Sanjeev, one of our co-yatri-s, strikes a Ravana pose near the lake
Yes indeed, there is a whole gulf of difference that makes Rakshas Tal and Maanas as dissimilar as chalk and cheese.
Lama Anagarika Govinda, the German born poet, scholar, practitioner and preacher of Tibetan Buddhism, has this to say about Rakastal (Rakshas Tal) in his most wonderful book – “The Way of the White Clouds”
“A strange, uncanny atmosphere seems to hover over the placid blue waters of the long, comparatively narrow lake, an atmosphere of utter loneliness and severity, which never occurred to him on the shores of Manasarovar.
It is difficult to find an explanation for it, because the landscape surrounding Rakastal is of superb beauty-the soft, red-brown hill at both sides and the mighty, snow-covered massif of the Gurla Mandhata (the Swastika Mountain) give an impressive and colourful frame to the deep blue lake. And yet a feeling of sadness weighs down the beauty, and the very inexplicability of it makes it all the more uncanny. Apparently others have felt the same , and this feeling must have been so strong that nobody dared to build monasteries or hermitages, as on the shores of Manasarovar. There are mysteries which man is called upon to unveil, and there are others which are meant to be felt, but not to be touched, whose secrecy must be respected. Rakastal is one of these….
Signing off this post with two pictures… Click on the photographs to get a larger view…
The first is a carving in Kailasanatha Temple in Ellora… This is of Siva and Parvati in Mt Kailasa, while the ten-headed twenty-handed Ravana below is trying to uproot the mountain..
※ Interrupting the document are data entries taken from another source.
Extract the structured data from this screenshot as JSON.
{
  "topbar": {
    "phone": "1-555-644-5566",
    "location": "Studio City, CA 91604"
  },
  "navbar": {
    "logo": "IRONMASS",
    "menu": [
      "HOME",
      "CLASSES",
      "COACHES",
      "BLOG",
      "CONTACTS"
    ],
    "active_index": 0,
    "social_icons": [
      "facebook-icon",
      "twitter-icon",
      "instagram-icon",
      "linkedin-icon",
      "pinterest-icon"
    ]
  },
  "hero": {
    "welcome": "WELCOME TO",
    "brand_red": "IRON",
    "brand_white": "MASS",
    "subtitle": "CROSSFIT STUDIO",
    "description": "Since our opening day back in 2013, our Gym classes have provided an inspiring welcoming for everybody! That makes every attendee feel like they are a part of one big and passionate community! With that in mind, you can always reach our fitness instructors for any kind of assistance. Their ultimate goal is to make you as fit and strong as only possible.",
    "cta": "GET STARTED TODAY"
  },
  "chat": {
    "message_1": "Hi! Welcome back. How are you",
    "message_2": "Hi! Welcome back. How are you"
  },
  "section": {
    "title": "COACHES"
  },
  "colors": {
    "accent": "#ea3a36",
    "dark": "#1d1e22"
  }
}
And the second photo is of the CERN Nataraja of Geneva once more… A night shot… Casting a shadow dance on the CERN building…
*** To be continued ***